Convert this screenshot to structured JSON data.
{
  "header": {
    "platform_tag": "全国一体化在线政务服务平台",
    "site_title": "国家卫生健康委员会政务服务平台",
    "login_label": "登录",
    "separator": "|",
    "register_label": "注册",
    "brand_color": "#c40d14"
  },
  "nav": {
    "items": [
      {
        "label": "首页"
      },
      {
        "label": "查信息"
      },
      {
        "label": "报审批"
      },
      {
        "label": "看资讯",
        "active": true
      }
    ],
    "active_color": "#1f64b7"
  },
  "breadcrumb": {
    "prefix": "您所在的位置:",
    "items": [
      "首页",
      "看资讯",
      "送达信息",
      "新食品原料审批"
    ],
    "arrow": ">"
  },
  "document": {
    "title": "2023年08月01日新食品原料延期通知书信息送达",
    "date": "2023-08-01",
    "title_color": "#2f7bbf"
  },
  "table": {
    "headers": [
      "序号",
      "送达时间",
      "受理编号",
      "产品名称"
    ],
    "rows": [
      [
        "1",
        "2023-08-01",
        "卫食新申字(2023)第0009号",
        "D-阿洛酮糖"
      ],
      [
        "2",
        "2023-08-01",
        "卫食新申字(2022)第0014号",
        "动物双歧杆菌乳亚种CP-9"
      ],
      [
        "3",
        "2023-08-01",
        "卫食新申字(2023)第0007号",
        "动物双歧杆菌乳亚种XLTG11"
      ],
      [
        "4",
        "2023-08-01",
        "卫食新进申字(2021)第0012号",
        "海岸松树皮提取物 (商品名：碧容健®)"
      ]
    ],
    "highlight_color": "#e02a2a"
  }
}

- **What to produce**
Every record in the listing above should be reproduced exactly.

- **Completed task**
Convert this screenshot to structured JSON data.
{
  "header": {
    "platform_tag": "全国一体化在线政务服务平台",
    "site_title": "国家卫生健康委员会政务服务平台",
    "login_label": "登录",
    "separator": "|",
    "register_label": "注册",
    "brand_color": "#c40d14"
  },
  "nav": {
    "items": [
      {
        "label": "首页"
      },
      {
        "label": "查信息"
      },
      {
        "label": "报审批"
      },
      {
        "label": "看资讯",
        "active": true
      }
    ],
    "active_color": "#1f64b7"
  },
  "breadcrumb": {
    "prefix": "您所在的位置:",
    "items": [
      "首页",
      "看资讯",
      "送达信息",
      "新食品原料审批"
    ],
    "arrow": ">"
  },
  "document": {
    "title": "2023年08月01日新食品原料延期通知书信息送达",
    "date": "2023-08-01",
    "title_color": "#2f7bbf"
  },
  "table": {
    "headers": [
      "序号",
      "送达时间",
      "受理编号",
      "产品名称"
    ],
    "rows": [
      [
        "1",
        "2023-08-01",
        "卫食新申字(2023)第0009号",
        "D-阿洛酮糖"
      ],
      [
        "2",
        "2023-08-01",
        "卫食新申字(2022)第0014号",
        "动物双歧杆菌乳亚种CP-9"
      ],
      [
        "3",
        "2023-08-01",
        "卫食新申字(2023)第0007号",
        "动物双歧杆菌乳亚种XLTG11"
      ],
      [
        "4",
        "2023-08-01",
        "卫食新进申字(2021)第0012号",
        "海岸松树皮提取物 (商品名：碧容健®)"
      ]
    ],
    "highlight_color": "#e02a2a"
  }
}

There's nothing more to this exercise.